“I always wanted to do the littles. Then, as I got a bit older and realized that I wouldn’t be able to have children, I got that mommy role a little bit. When you’re in pre-K, all learning gets to be fun. I think that’s what drew me to it, being able to nurture and have that kind of relationship with them. They’re just happy and love learning,” she said.
However, Schumacher became very sick during her first few years of teaching. Chemo was necessary to help her immune system get back on track, but she showed up for class through it.
“I came to work, and that always helps more than anything — having a purpose, coming in, and having that distraction,” she said. “It’s all about the kids because when they’re 4 and 5, they don’t really understand [you’re sick], so you can’t sit around and dwell on it. I think that was the biggest thing.”
Motherhood came in due time as a foster mom.
Schumacher said, “We had a little girl for two years. She was 3 when she came to us, and she was almost 6 when she had to go back home. That was very rewarding, but it was very hard when she left.”
She also spends quality time with her two nieces and nephews, fulfilling her love of children.
Despite the challenges of lupus and fibromyalgia, she looks forward to being there for her students.

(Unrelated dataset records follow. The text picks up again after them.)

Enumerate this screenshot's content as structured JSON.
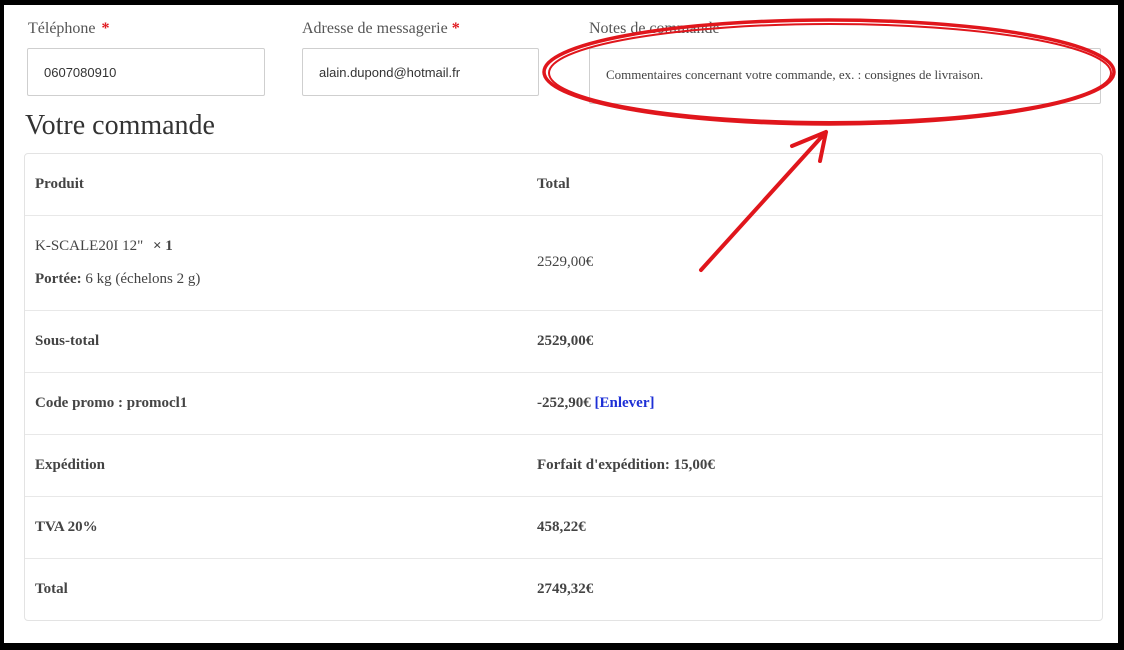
{
  "form": {
    "phone_label": "Téléphone",
    "phone_required_mark": "*",
    "phone_value": "0607080910",
    "email_label": "Adresse de messagerie",
    "email_required_mark": "*",
    "email_value": "alain.dupond@hotmail.fr",
    "notes_label": "Notes de commande",
    "notes_placeholder": "Commentaires concernant votre commande, ex. : consignes de livraison."
  },
  "order": {
    "title": "Votre commande",
    "header": {
      "product": "Produit",
      "total": "Total"
    },
    "item": {
      "name": "K-SCALE20I 12\"",
      "quantity": "× 1",
      "meta_label": "Portée:",
      "meta_value": "6 kg (échelons 2 g)",
      "total": "2529,00€"
    },
    "subtotal": {
      "label": "Sous-total",
      "value": "2529,00€"
    },
    "coupon": {
      "label": "Code promo : promocl1",
      "value": "-252,90€",
      "remove_label": "[Enlever]"
    },
    "shipping": {
      "label": "Expédition",
      "value": "Forfait d'expédition: 15,00€"
    },
    "tax": {
      "label": "TVA 20%",
      "value": "458,22€"
    },
    "grand_total": {
      "label": "Total",
      "value": "2749,32€"
    }
  },
  "colors": {
    "annotation_red": "#e0161c",
    "link_blue": "#1d2fd6",
    "border_black": "#000000"
  }
}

It’s all possible thanks to the support of her family, friends, co-workers, and her faith.
“I feel I’ve been able to do all these things because of my faith in God. Even at your darkest times, He can get you through anything,” Schumacher said. “I really try to look for the joy and blessings in everything. I’ve learned that from getting sick at such a young age. Even when it’s not good, there’s always good things around you. That, and finding something I love to do, has been a blessing.”
Schumacher is doing what she loves, where she loves to be. She’s home.

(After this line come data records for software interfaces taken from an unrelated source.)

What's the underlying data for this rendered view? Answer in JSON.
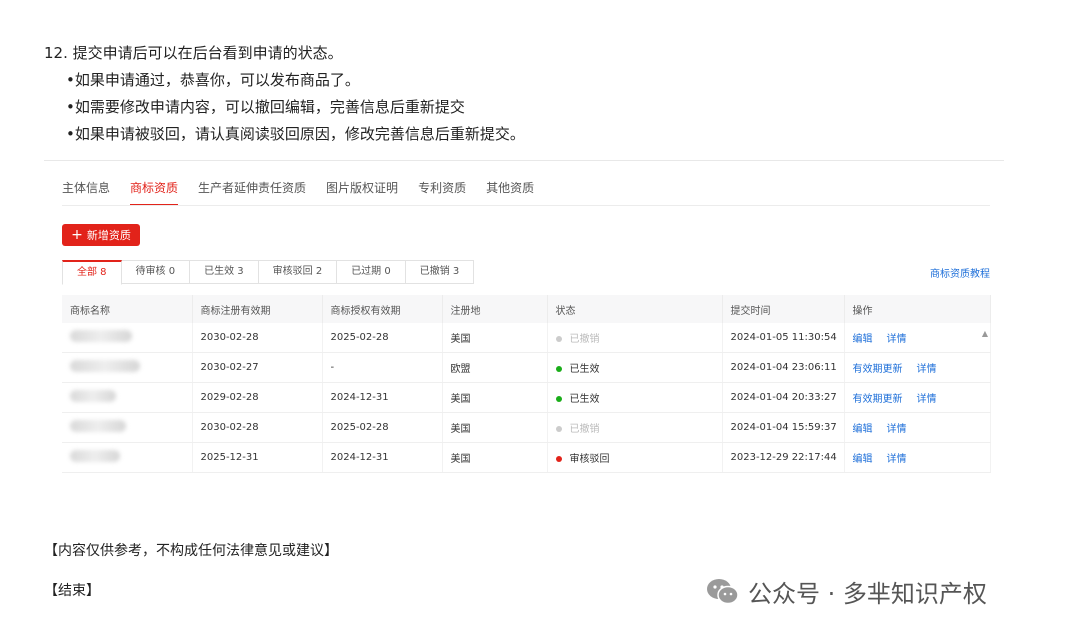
{
  "intro": {
    "heading": "12. 提交申请后可以在后台看到申请的状态。",
    "bullets": [
      "•如果申请通过，恭喜你，可以发布商品了。",
      "•如需要修改申请内容，可以撤回编辑，完善信息后重新提交",
      "•如果申请被驳回，请认真阅读驳回原因，修改完善信息后重新提交。"
    ]
  },
  "tabs": [
    "主体信息",
    "商标资质",
    "生产者延伸责任资质",
    "图片版权证明",
    "专利资质",
    "其他资质"
  ],
  "add_button": "新增资质",
  "subtabs": [
    "全部 8",
    "待审核 0",
    "已生效 3",
    "审核驳回 2",
    "已过期 0",
    "已撤销 3"
  ],
  "guide_link": "商标资质教程",
  "columns": [
    "商标名称",
    "商标注册有效期",
    "商标授权有效期",
    "注册地",
    "状态",
    "提交时间",
    "操作"
  ],
  "rows": [
    {
      "reg": "2030-02-28",
      "auth": "2025-02-28",
      "place": "美国",
      "status": "已撤销",
      "time": "2024-01-05 11:30:54",
      "actions": [
        "编辑",
        "详情"
      ]
    },
    {
      "reg": "2030-02-27",
      "auth": "-",
      "place": "欧盟",
      "status": "已生效",
      "time": "2024-01-04 23:06:11",
      "actions": [
        "有效期更新",
        "详情"
      ]
    },
    {
      "reg": "2029-02-28",
      "auth": "2024-12-31",
      "place": "美国",
      "status": "已生效",
      "time": "2024-01-04 20:33:27",
      "actions": [
        "有效期更新",
        "详情"
      ]
    },
    {
      "reg": "2030-02-28",
      "auth": "2025-02-28",
      "place": "美国",
      "status": "已撤销",
      "time": "2024-01-04 15:59:37",
      "actions": [
        "编辑",
        "详情"
      ]
    },
    {
      "reg": "2025-12-31",
      "auth": "2024-12-31",
      "place": "美国",
      "status": "审核驳回",
      "time": "2023-12-29 22:17:44",
      "actions": [
        "编辑",
        "详情"
      ]
    }
  ],
  "status_colors": {
    "已撤销": "#cccccc",
    "已生效": "#1aad19",
    "审核驳回": "#e2231a"
  },
  "note": "【内容仅供参考，不构成任何法律意见或建议】",
  "end": "【结束】",
  "footer": {
    "icon": "wechat-icon",
    "text": "公众号 · 多芈知识产权"
  }
}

She said, “I’ve always felt very loved here. It’s a very loving community. Anytime I got sick, they were always there to help in any way they could. One of the people in pre-K was there when I started student teaching, and we’ve been teaching buddies since I got here. And she’s such a support. And I’ve had wonderful aides that have been such a support. One of the great things about pre-K is I have an aide with me. Because I get tired so easily and have many doctor’s appointments, it’s really nice to have people I know I can depend on who love me.”
While life may have turned out a little differently than she imagined, her eyes of faith see God has blessed, strengthened, and fulfilled her.
“I credit my parents for pushing me, for not letting me sit in my feelings or feel sorry for myself because I think that can be a real detriment. You can’t push through when you have that kind of attitude,” said Schumacher.
She is pushing through one day at a time, surrounded by her sweet students and the good she finds around her.
There’s no place like home. GN